Task input START

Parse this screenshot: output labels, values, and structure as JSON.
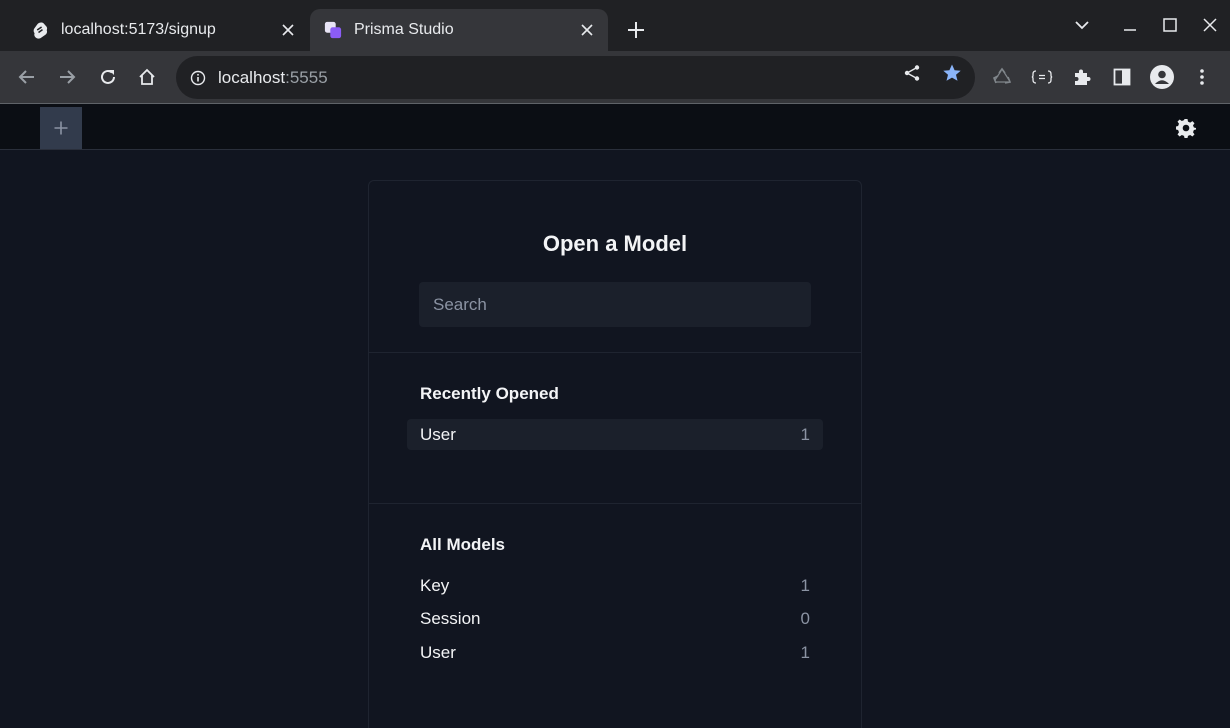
{
  "browser": {
    "tabs": [
      {
        "title": "localhost:5173/signup",
        "favicon": "svelte-icon",
        "active": false
      },
      {
        "title": "Prisma Studio",
        "favicon": "prisma-studio-icon",
        "active": true
      }
    ],
    "address": {
      "host": "localhost",
      "port": ":5555"
    },
    "colors": {
      "tabstrip": "#202124",
      "toolbar": "#35363a",
      "bookmark_star": "#8ab4f8"
    }
  },
  "studio": {
    "panel_title": "Open a Model",
    "search": {
      "placeholder": "Search",
      "value": ""
    },
    "recent": {
      "title": "Recently Opened",
      "items": [
        {
          "name": "User",
          "count": "1"
        }
      ]
    },
    "all_models": {
      "title": "All Models",
      "items": [
        {
          "name": "Key",
          "count": "1"
        },
        {
          "name": "Session",
          "count": "0"
        },
        {
          "name": "User",
          "count": "1"
        }
      ]
    },
    "colors": {
      "background": "#111520",
      "header": "#0b0e14",
      "add_tab": "#323b4c",
      "muted_text": "#8b93a3"
    }
  }
}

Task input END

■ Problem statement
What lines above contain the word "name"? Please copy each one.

■ Output for this task
          "name": "User",
          "name": "Key",
          "name": "Session",
          "name": "User",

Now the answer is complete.